"Patriotism is the willingness to kill and be killed for trivial reasons." Bertrand Russell

Wednesday, April 05, 2006

IBC, the media and who died?

Iraq Body Count has been criticised of late and in my opinion the criticism has been well placed. It was instigated, I presume, by the medias increasing acceptance of IBC's figures for Iraqi deaths due to the continuing war. The failing recognised by Media Lens being that IBC have not gone to strong enough lengths to ensure their data is not abused by those that intend to downplay the victims of Western aggression and indeed reduce opposition to future conflicts.

IBC have long acknowleged their works effect on the mainstream media and are apparently quite happy with its use. They feel that their data provides an irrifuteable baseline of Iraqi deaths. Something Western governments cannot deny. In fact IBC have since, seemingly,
defended the use of their data as opposed to the much higher estimates calculated by experienced researchers such as Les Roberts, who as lead author, published a study of excess Iraqi deaths due to conflict in the peer reviewed medical journal, the Lancet.

A continuing argument as to the validity of both works is on going, here is what I have contributed:

An IBC assistant researcher wrote in response to my letter to RTE:

"A favourite lead quote for ML-derived letters to the press questioning their use of IBC data seems to be an excerpt from the Independent on Sunday:

"But IBC admits that with the increasing inability of journalists to move around and report freely, its method of monitoring civilian deaths is becoming increasingly inaccurate."

Nobody at IBC can remember ever making such an "admission" to the press, then or since. It appears that the origin of this "admission" lies somewhere between Raymond Whitaker and Richard Garfield, not with IBC. The purported admission is also now 18+ months old, so even if such an admission had occurred it would have been referring to conditions in October 2004, and not necessarily to the situation as it is now. So you need to revise this line for your emails."

I replied:

"You should write to the Independent and ask them. And of course I would be happy to alter the structure of future letters if indeed the quote is misleading. Simply writing that journalists themselves admit the restrictions imposed on them by both violence and the powers that be would suffice.

Of course, the fact journalists mobility is say lesser now than a year ago has literally +no+ effect on the studies accuracy, because the study is not a mortality study. It simply records reported deaths. Therefore if there were no English speaking reporters in Iraq, there would be no Iraqis killed. Simply put, the IBC figure can only be inaccurate if IBC fail to register every English language reported death.

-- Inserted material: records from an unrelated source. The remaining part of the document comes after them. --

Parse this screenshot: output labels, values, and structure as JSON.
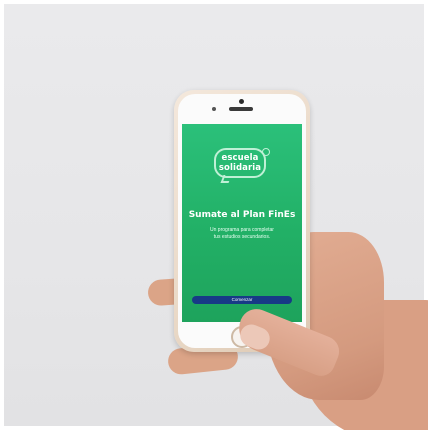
{
  "app": {
    "logo_line1": "escuela",
    "logo_line2": "solidaria",
    "headline": "Sumate al Plan FinEs",
    "subtitle_line1": "Un programa para completar",
    "subtitle_line2": "tus estudios secundarios.",
    "cta_label": "Comenzar"
  },
  "colors": {
    "screen_green": "#22b066",
    "button_navy": "#173a86",
    "logo_outline": "#bff0d6"
  },
  "icons": {
    "logo": "speech-bubble-logo"
  }
}
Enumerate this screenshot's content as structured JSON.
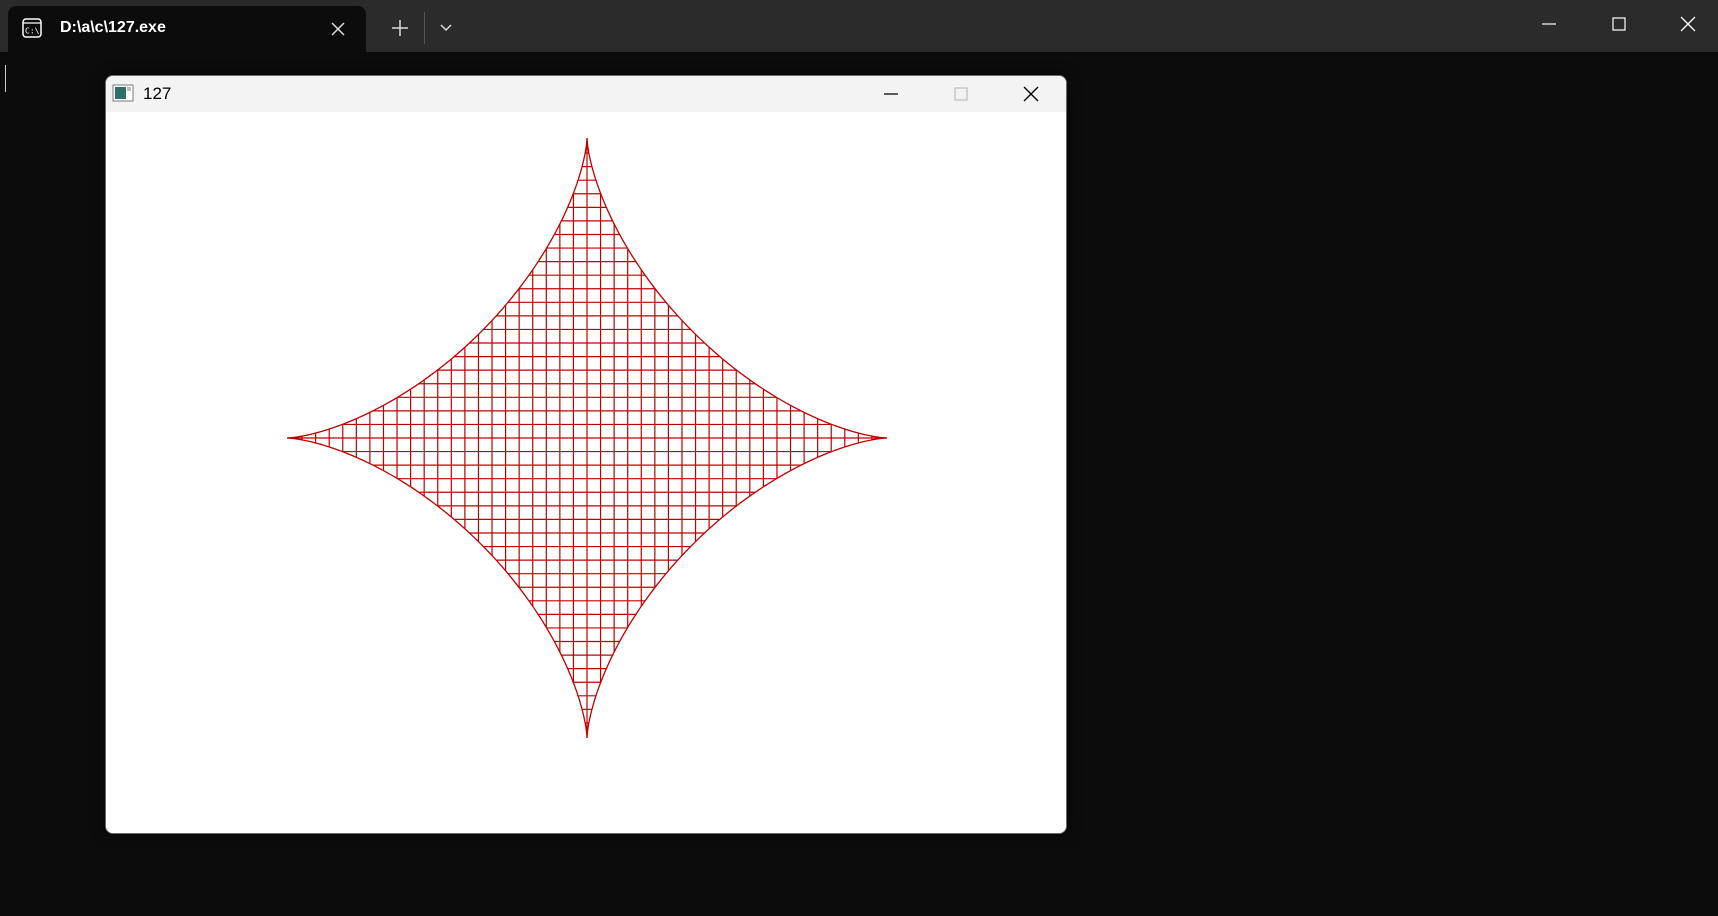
{
  "terminal": {
    "tab_title": "D:\\a\\c\\127.exe",
    "tab_icon": "terminal-icon",
    "new_tab_icon": "plus-icon",
    "dropdown_icon": "chevron-down-icon",
    "caption_icons": [
      "minimize-icon",
      "maximize-icon",
      "close-icon"
    ],
    "background_color": "#0c0c0c",
    "tabbar_color": "#2b2b2b"
  },
  "window": {
    "title": "127",
    "app_icon": "console-app-icon",
    "caption_icons": [
      "minimize-icon",
      "maximize-icon-disabled",
      "close-icon"
    ]
  },
  "drawing": {
    "shape": "astroid mesh",
    "stroke_color": "#c00000",
    "background_color": "#ffffff"
  }
}
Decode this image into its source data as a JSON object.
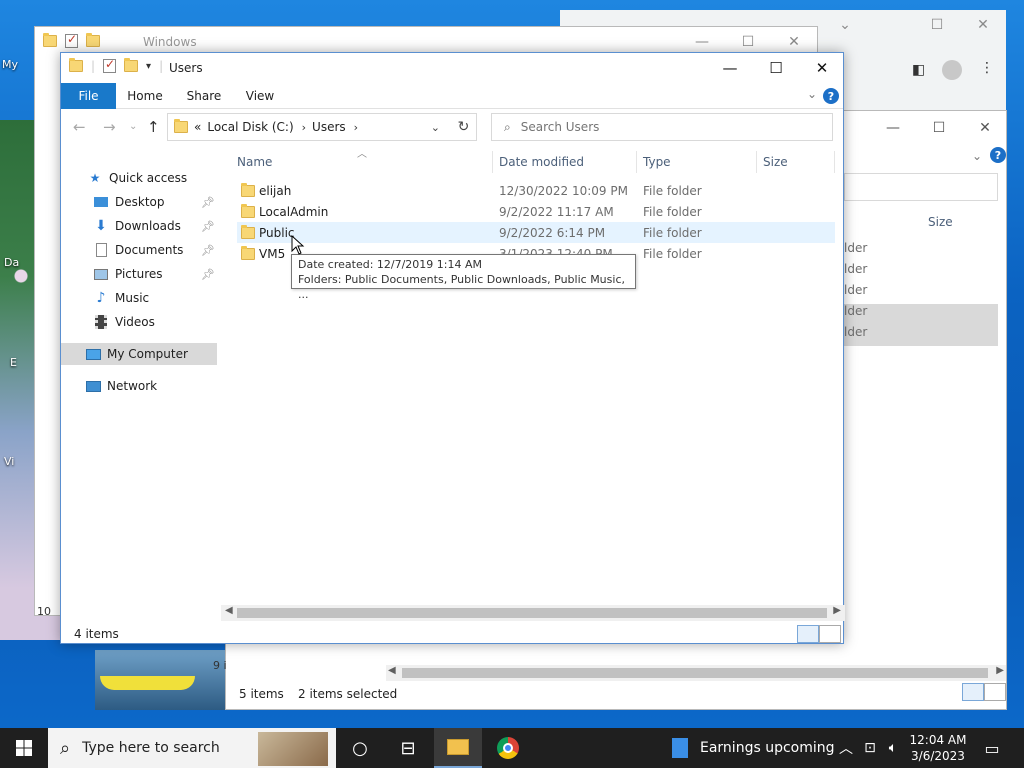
{
  "desktop": {
    "labels": [
      "My",
      "Da",
      "E",
      "Vi"
    ]
  },
  "bg_window_top": {
    "title": "Windows"
  },
  "lower_window": {
    "col_size": "Size",
    "rows_partial": [
      "lder",
      "lder",
      "lder",
      "lder",
      "lder"
    ],
    "status_count": "5 items",
    "status_selected": "2 items selected",
    "left_fragment_1": "10",
    "left_fragment_2": "9 i"
  },
  "window": {
    "title": "Users",
    "tabs": {
      "file": "File",
      "home": "Home",
      "share": "Share",
      "view": "View"
    },
    "help": "?",
    "address": {
      "overflow": "«",
      "segments": [
        "Local Disk (C:)",
        "Users"
      ]
    },
    "search_placeholder": "Search Users",
    "columns": {
      "name": "Name",
      "date": "Date modified",
      "type": "Type",
      "size": "Size"
    },
    "nav": {
      "quick_access": "Quick access",
      "desktop": "Desktop",
      "downloads": "Downloads",
      "documents": "Documents",
      "pictures": "Pictures",
      "music": "Music",
      "videos": "Videos",
      "my_computer": "My Computer",
      "network": "Network"
    },
    "rows": [
      {
        "name": "elijah",
        "date": "12/30/2022 10:09 PM",
        "type": "File folder"
      },
      {
        "name": "LocalAdmin",
        "date": "9/2/2022 11:17 AM",
        "type": "File folder"
      },
      {
        "name": "Public",
        "date": "9/2/2022 6:14 PM",
        "type": "File folder"
      },
      {
        "name": "VM5",
        "date": "3/1/2023 12:40 PM",
        "type": "File folder"
      }
    ],
    "tooltip": {
      "line1": "Date created: 12/7/2019 1:14 AM",
      "line2": "Folders: Public Documents, Public Downloads, Public Music, ..."
    },
    "status": "4 items"
  },
  "taskbar": {
    "search_placeholder": "Type here to search",
    "news": "Earnings upcoming",
    "time": "12:04 AM",
    "date": "3/6/2023"
  },
  "colors": {
    "accent": "#1979ca",
    "taskbar": "#1f1f1f",
    "hover_row": "#e5f3ff"
  }
}
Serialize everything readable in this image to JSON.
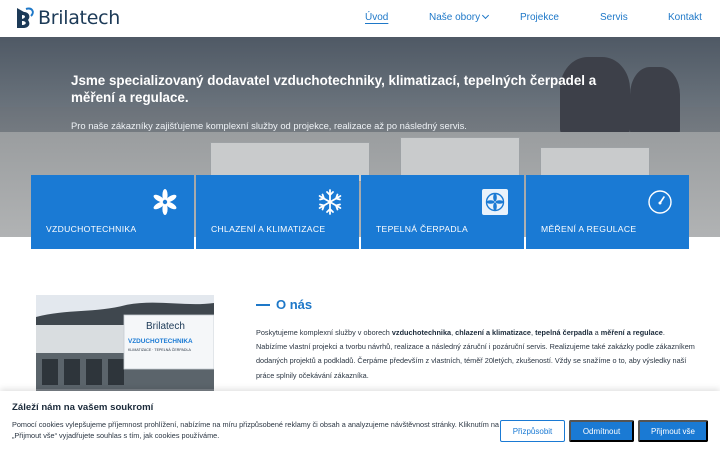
{
  "header": {
    "logo_text": "Brilatech",
    "nav": [
      {
        "label": "Úvod"
      },
      {
        "label": "Naše obory"
      },
      {
        "label": "Projekce"
      },
      {
        "label": "Servis"
      },
      {
        "label": "Kontakt"
      }
    ]
  },
  "hero": {
    "title": "Jsme specializovaný dodavatel vzduchotechniky, klimatizací, tepelných čerpadel a měření a regulace.",
    "subtitle": "Pro naše zákazníky zajišťujeme komplexní služby od projekce, realizace až po následný servis."
  },
  "tiles": [
    {
      "label": "VZDUCHOTECHNIKA",
      "icon": "fan-icon"
    },
    {
      "label": "CHLAZENÍ A KLIMATIZACE",
      "icon": "snowflake-icon"
    },
    {
      "label": "TEPELNÁ ČERPADLA",
      "icon": "heat-pump-icon"
    },
    {
      "label": "MĚŘENÍ A REGULACE",
      "icon": "gauge-icon"
    }
  ],
  "about": {
    "title": "O nás",
    "text_1": "Poskytujeme komplexní služby v oborech ",
    "bold_1": "vzduchotechnika",
    "sep_1": ", ",
    "bold_2": "chlazení a klimatizace",
    "sep_2": ", ",
    "bold_3": "tepelná čerpadla",
    "sep_3": " a ",
    "bold_4": "měření a regulace",
    "text_2": ". Nabízíme vlastní projekci a tvorbu návrhů, realizace a následný záruční i pozáruční servis. Realizujeme také zakázky podle zákazníkem dodaných projektů a podkladů. Čerpáme především z vlastních, téměř 20letých, zkušeností. Vždy se snažíme o to, aby výsledky naší práce splnily očekávání zákazníka."
  },
  "photo_sign": {
    "brand": "Brilatech",
    "line_1": "VZDUCHOTECHNIKA",
    "line_2": "KLIMATIZACE · TEPELNÁ ČERPADLA"
  },
  "cookie": {
    "title": "Záleží nám na vašem soukromí",
    "text": "Pomocí cookies vylepšujeme příjemnost prohlížení, nabízíme na míru přizpůsobené reklamy či obsah a analyzujeme návštěvnost stránky. Kliknutím na „Přijmout vše“ vyjadřujete souhlas s tím, jak cookies používáme.",
    "customize_label": "Přizpůsobit",
    "reject_label": "Odmítnout",
    "accept_label": "Přijmout vše"
  },
  "colors": {
    "accent": "#1a7ad4",
    "nav_text": "#1e78c8",
    "dark_text": "#1b2a3a"
  }
}
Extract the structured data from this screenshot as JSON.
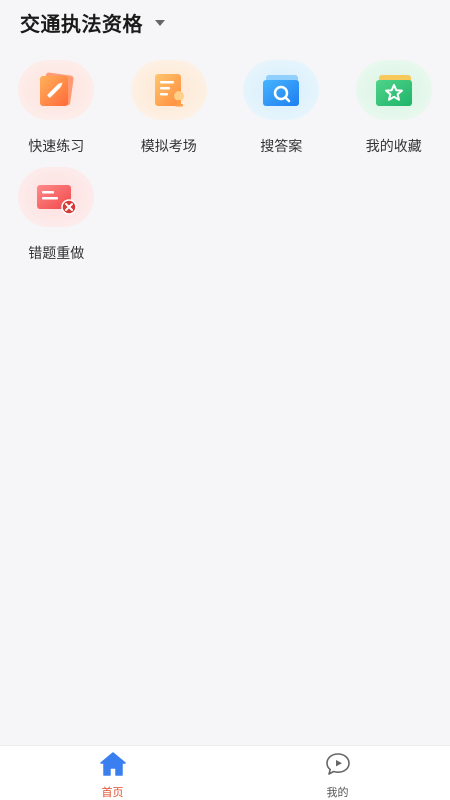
{
  "header": {
    "title": "交通执法资格"
  },
  "grid": {
    "items": [
      {
        "label": "快速练习",
        "icon": "pencil-card-icon"
      },
      {
        "label": "模拟考场",
        "icon": "exam-paper-icon"
      },
      {
        "label": "搜答案",
        "icon": "search-folder-icon"
      },
      {
        "label": "我的收藏",
        "icon": "star-folder-icon"
      },
      {
        "label": "错题重做",
        "icon": "error-card-icon"
      }
    ]
  },
  "bottom_nav": {
    "items": [
      {
        "label": "首页",
        "icon": "home-icon",
        "active": true
      },
      {
        "label": "我的",
        "icon": "chat-bubble-icon",
        "active": false
      }
    ]
  },
  "colors": {
    "accent": "#e0522f",
    "home_icon": "#3a7ff0",
    "background": "#f6f6f8"
  }
}
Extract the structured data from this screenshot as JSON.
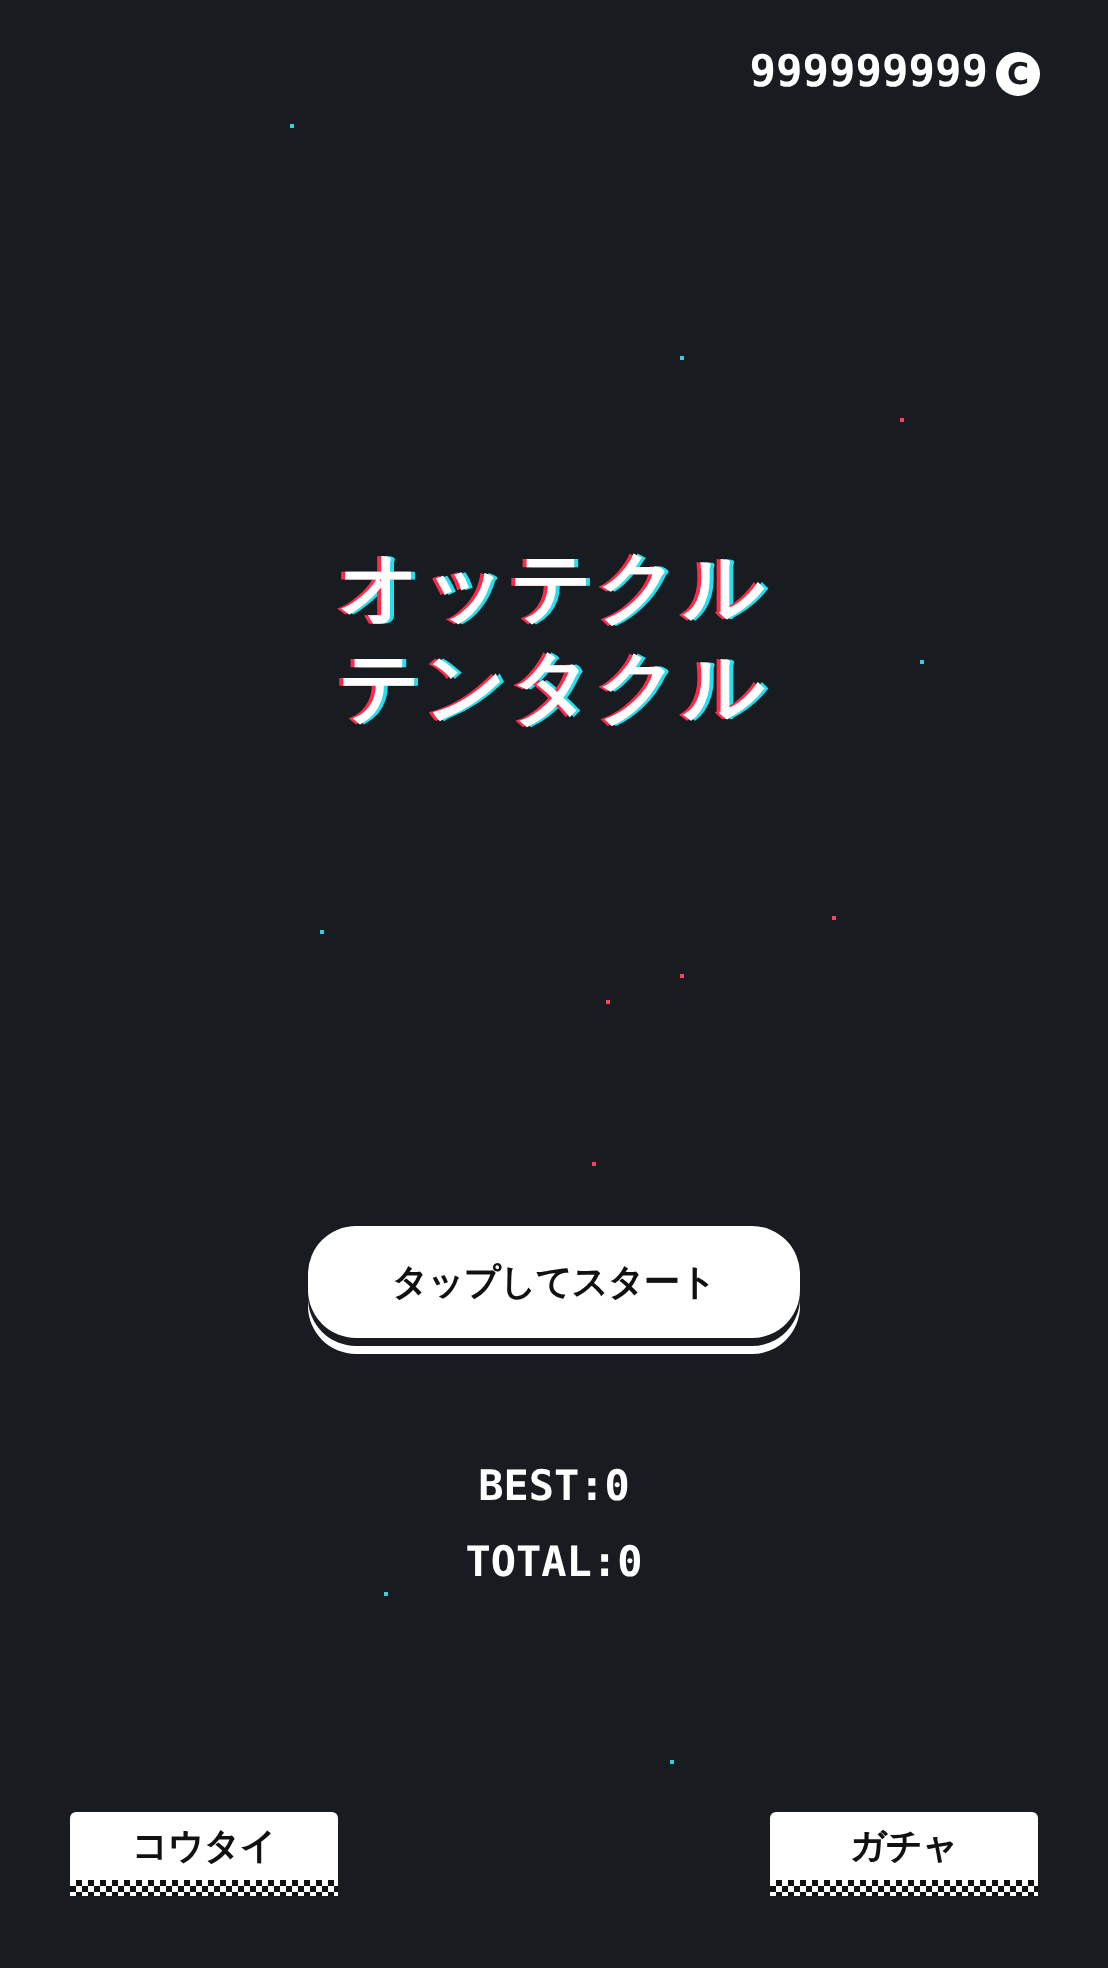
{
  "coins": {
    "amount": "999999999",
    "icon": "C"
  },
  "title": {
    "lines": [
      "オッテクル",
      "テンタクル"
    ]
  },
  "start_button": {
    "label": "タップしてスタート"
  },
  "scores": [
    {
      "label": "BEST:0"
    },
    {
      "label": "TOTAL:0"
    }
  ],
  "bottom_buttons": [
    {
      "label": "コウタイ"
    },
    {
      "label": "ガチャ"
    }
  ]
}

The fact the Independent thinks IBC is monitoring Iraqi civilian deaths does not worry you?

The fact they think journalistic mobility effects the accuracy of this monitoring does not worry you?"

His taking issue with the use of this quote from the Independent is fundamentally baseless. The quote is used here, and in many other situations, to say what I wanted to say in a more concise way. The fact IBC have not admitted that restrictions imposed on journalists make counting all Iraqi deaths increasingly difficult is something he has instead highlighted. One must think that the more problems journalists incounter, and they have been admitting them more regularly, the less deaths get reported. This as I said does not affect IBC accuracy, because the study does not intend to count all deaths. The method they use makes this impossible.

The whole debate is here:


and the articles, or media alerts, that began the debate are here:


IBC responded by compiling a presentation of what their work is and what it aims to do here:


I feel the IBC's claim that it intends to provide a full account of all deaths is disingenuous. It intends to compile a full account of all deaths reported in the English language media and at some point use another means (census etc) to assess all deaths in excess of this figure. Its future plans, when to be implemented I don't know, are of little consequence. The cold fact remains, if an Iraqi falls in the woods and there is no English speaking journalist there to hear them, they will make no sound. The IBC faults the short term survey, because the media loses interest as its figures become outdated, whereas theirs is continually updated. However, the IBCs figures are unrepresentative of their final goal, i.e. to conduct a mortality study. They have not provided a credible explanation for the disparity between their figures and that of the Lancet.